The VariQuest Visual and Kinesthetic Learning Tools Blog contains resources on classroom ideas, lesson plans, industry news, events, and offers throughout education.
When did kids fall out of love with reading? I’ve been lucky enough to teach an upper grade level, and when you have that experience you see the evolution of children in their learning. But in the last ten years or so, I’ve noticed a decline in reading for fun - and that's important to note, and concerning. Students would read a passage or text I gave them, but as far as finding a book to disappear in for leisure, the hobby is almost nonexistent. “It’s a chore,” they say. When did this happen? I remember the days of having to force kids to put books down! Here's what I have observed are contributors to the decline in reading, and how to solve the issues. And this is by no means data or research-driven. I’m sharing my own personal observations, coupled with what I have learned from speaking with my students...
For many years, comprehension strategies centered on students making connections to their texts. These may have included: Text-to-Self, Text-to-Text, and Text-to-World. However, this continued strategy seemed to only produce readers who wanted to talk about themselves. Very few times were they connecting with other texts or with world situations. Hence, a deeper understanding of the text became elusive. Having the experience of desperately pulling deeper understanding of a text from my students, I was introduced to the strategy of "close reading." Doug Fisher and Nancy Frey wrote a fantastic article in The Reading Teacher titled Close Reading in Elementary Schools, where they outline how to incorporate this "text dependent question" approach into your literacy time. The basics are:
This helpful guide includes an explanation of the grant process, including a checklist (with samples!), and useful links and resources to find funding!
Chinese New Year, also known as the Spring Festival, has been celebrated for thousands of years. It is one of the most important holidays widely celebrated in many Asian countries and territories including Mainland China, Hong Kong, Macau, Taiwan, Vietnam, Malaysia, Singapore, Korea, Thailand. Usually falling between January 21st and February 20th, this year's start of the Chinese New Year will occur on February 16th, and is the Year of the Dog. The celebration lasts for about 15 days. Gung Hay Fat Choy is a common Chinese New Year’s greeting in Chinese Cantonese, which means “wishing you great happiness and prosperity.” On Chinese New Year, the themes of happiness, wealth, longevity, luck and good fortune are celebrated. Some of the traditional celebrations include family gatherings, visiting friends and relatives (baai nin), exchanging “lucky money” contained in red envelopes (lai see), decorating homes with paper decorations and scrolls, lion dances, and fireworks. Chinese New Year is a special holiday to celebrate with your class while teaching them others’ cultures and comparing them to American traditions. I have put together a collection of fun, hands-on and Common Core-aligned lessons and activities, classroom decorations, and craft projects for you to explore and enjoy with your class, and I want to share them with you!

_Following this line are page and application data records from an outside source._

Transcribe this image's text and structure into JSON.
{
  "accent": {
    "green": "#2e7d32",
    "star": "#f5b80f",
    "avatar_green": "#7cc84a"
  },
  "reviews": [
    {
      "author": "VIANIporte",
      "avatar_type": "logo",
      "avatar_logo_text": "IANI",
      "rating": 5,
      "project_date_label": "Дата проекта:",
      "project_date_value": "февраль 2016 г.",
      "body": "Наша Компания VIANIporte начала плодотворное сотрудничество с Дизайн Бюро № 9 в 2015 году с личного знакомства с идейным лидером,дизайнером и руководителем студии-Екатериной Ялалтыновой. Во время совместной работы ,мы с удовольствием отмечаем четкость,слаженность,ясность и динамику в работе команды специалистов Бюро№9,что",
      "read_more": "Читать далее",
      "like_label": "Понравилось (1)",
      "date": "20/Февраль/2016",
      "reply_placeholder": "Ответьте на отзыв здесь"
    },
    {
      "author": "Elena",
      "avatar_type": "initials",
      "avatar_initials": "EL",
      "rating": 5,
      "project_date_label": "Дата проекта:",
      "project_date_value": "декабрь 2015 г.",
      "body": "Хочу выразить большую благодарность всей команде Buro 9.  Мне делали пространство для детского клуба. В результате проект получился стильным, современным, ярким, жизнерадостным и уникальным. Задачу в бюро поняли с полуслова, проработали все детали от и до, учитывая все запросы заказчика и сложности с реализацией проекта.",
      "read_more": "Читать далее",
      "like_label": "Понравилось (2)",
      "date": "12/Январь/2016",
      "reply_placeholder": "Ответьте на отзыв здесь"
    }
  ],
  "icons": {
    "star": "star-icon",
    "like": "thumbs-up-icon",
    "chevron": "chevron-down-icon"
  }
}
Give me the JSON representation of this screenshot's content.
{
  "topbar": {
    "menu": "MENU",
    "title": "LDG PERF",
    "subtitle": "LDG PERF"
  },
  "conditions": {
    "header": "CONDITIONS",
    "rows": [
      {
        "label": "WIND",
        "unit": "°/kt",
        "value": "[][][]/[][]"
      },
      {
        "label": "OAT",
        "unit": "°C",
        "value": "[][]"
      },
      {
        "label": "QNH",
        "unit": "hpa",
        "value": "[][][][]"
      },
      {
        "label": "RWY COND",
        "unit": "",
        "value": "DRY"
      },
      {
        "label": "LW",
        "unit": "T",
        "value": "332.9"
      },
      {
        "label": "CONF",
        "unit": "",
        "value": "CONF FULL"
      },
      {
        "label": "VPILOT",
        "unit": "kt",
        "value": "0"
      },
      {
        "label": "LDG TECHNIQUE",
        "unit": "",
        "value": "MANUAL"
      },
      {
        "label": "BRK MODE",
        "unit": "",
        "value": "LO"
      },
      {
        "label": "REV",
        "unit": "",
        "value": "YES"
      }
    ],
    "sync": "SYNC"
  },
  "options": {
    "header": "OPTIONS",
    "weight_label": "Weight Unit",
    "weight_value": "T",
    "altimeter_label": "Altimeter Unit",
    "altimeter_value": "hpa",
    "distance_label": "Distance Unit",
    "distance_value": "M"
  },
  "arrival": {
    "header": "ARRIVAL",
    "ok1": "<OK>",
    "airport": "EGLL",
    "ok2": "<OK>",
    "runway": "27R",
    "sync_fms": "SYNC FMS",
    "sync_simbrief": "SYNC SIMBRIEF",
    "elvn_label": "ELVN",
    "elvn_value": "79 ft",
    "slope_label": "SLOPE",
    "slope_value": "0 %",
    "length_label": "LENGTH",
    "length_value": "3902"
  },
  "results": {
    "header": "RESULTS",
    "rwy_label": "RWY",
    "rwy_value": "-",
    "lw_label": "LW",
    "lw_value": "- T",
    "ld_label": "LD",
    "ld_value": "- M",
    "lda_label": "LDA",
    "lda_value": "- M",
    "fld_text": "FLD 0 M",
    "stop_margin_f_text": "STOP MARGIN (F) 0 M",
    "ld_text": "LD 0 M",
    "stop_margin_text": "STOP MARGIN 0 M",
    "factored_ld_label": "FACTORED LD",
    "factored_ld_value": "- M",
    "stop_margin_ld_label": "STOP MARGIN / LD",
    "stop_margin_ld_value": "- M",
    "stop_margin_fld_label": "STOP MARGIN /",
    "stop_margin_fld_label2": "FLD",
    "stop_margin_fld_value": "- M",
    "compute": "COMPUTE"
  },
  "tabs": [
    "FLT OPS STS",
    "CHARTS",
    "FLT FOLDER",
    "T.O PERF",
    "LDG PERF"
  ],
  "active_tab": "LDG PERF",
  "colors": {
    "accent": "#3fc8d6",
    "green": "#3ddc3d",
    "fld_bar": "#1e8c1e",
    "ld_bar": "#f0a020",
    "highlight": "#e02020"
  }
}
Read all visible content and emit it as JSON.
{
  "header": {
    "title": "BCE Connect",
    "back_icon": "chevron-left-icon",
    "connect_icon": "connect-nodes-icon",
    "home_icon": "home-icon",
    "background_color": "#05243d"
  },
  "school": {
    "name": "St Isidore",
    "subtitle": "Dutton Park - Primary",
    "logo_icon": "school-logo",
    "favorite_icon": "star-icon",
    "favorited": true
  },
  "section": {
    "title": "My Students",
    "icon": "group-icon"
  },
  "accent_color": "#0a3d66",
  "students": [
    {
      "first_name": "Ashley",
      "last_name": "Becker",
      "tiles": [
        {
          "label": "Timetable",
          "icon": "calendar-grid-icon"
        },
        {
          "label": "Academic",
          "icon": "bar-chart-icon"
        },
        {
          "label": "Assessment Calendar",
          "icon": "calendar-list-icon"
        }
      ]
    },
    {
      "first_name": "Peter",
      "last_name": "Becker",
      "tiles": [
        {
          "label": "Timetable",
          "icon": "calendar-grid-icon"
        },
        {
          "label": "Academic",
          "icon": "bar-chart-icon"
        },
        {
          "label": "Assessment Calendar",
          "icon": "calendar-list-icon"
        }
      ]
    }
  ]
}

Grade Level: Primary (PK-2) | Academic Subject: English Language Arts | Grade Level: Intermediate (3-6) | Featured Topics: Common Core | Featured Topics: Lessons and Activities | Featured Topics: Templates for FREE download
I’ve been particularly drawn to picture books recently, and not just because it was just Picture Book Month. Children of all ages love listening to a story, which makes a read aloud an engaging way to introduce a new unit of study at any grade level. As a language arts teacher, I frequently use mentor texts as a springboard for discussion about a topic, or to model reading and writing strategies I want students to emulate. Continue reading to learn how I incorporate picture book read alouds in my 6th grade Reading and Language Arts class.
This week We Are Teachers released this cool and seasonal poster--"The Bones of a Good Essay." Here's what they had to say:
Grade Level: Primary (PK-2) | Academic Subject: English Language Arts | Grade Level: Intermediate (3-6) | VariQuest Tools: Cutout Maker 1800 | Featured Topics: Common Core | Featured Topics: Lessons and Activities
Synonyms and antonyms are a vital part of a student's understanding of figurative language, and of words' relationships to each other. Learning the basics of synonyms and antonyms will give students the ability to express themselves more clearly, expand their vocabulary, and add emphasis to their speech and writing.
When you teach Nathaniel Hawthorne's The Scarlet Letter, high school students aren't exactly sitting on the edge of their chairs. In fact, they can be downright bored and frustrated.
If you haven't noticed, visual learning is kind of our "thing." We scour Pinterest every day looking for unique, innovative, and quality visuals created by teachers. We believe in the power of anchor charts and how important these visuals are to students.